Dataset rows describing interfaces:

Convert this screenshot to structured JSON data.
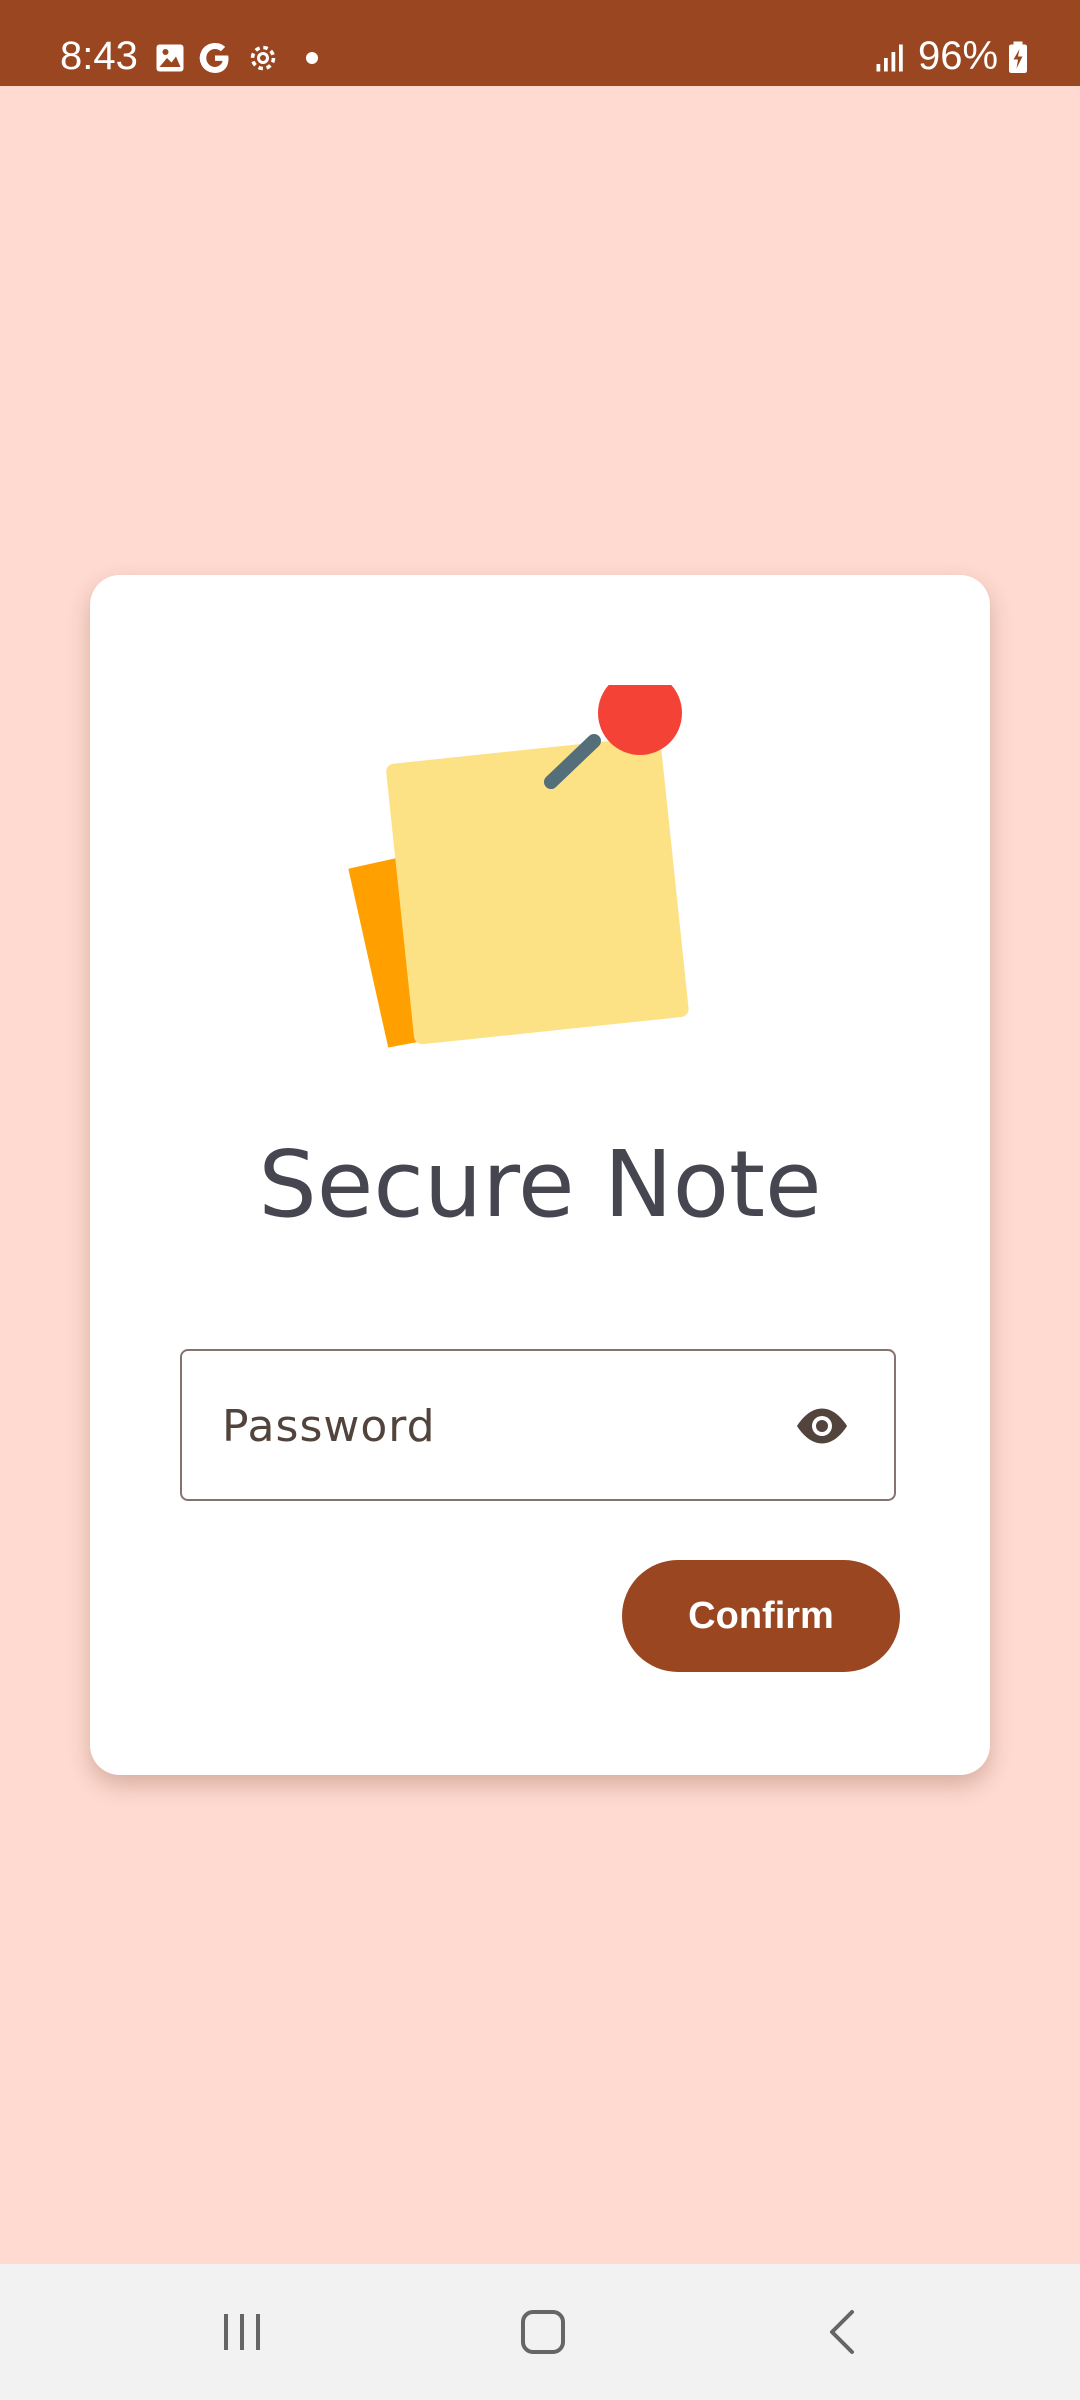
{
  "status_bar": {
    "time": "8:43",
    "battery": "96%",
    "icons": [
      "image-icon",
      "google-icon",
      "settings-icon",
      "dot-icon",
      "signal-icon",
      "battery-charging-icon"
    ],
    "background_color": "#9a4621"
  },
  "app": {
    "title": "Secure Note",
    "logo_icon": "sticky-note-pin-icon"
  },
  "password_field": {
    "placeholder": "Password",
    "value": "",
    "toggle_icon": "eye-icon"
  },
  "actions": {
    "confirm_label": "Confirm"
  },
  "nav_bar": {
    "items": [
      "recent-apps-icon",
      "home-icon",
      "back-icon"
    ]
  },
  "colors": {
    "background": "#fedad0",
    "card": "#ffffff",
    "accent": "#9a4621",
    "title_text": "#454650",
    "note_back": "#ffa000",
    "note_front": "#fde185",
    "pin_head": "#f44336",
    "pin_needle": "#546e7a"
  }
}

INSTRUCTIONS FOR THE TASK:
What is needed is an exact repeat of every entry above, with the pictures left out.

SOLUTION TO THIS TASK:
Convert this screenshot to structured JSON data.
{
  "status_bar": {
    "time": "8:43",
    "battery": "96%",
    "icons": [
      "image-icon",
      "google-icon",
      "settings-icon",
      "dot-icon",
      "signal-icon",
      "battery-charging-icon"
    ],
    "background_color": "#9a4621"
  },
  "app": {
    "title": "Secure Note",
    "logo_icon": "sticky-note-pin-icon"
  },
  "password_field": {
    "placeholder": "Password",
    "value": "",
    "toggle_icon": "eye-icon"
  },
  "actions": {
    "confirm_label": "Confirm"
  },
  "nav_bar": {
    "items": [
      "recent-apps-icon",
      "home-icon",
      "back-icon"
    ]
  },
  "colors": {
    "background": "#fedad0",
    "card": "#ffffff",
    "accent": "#9a4621",
    "title_text": "#454650",
    "note_back": "#ffa000",
    "note_front": "#fde185",
    "pin_head": "#f44336",
    "pin_needle": "#546e7a"
  }
}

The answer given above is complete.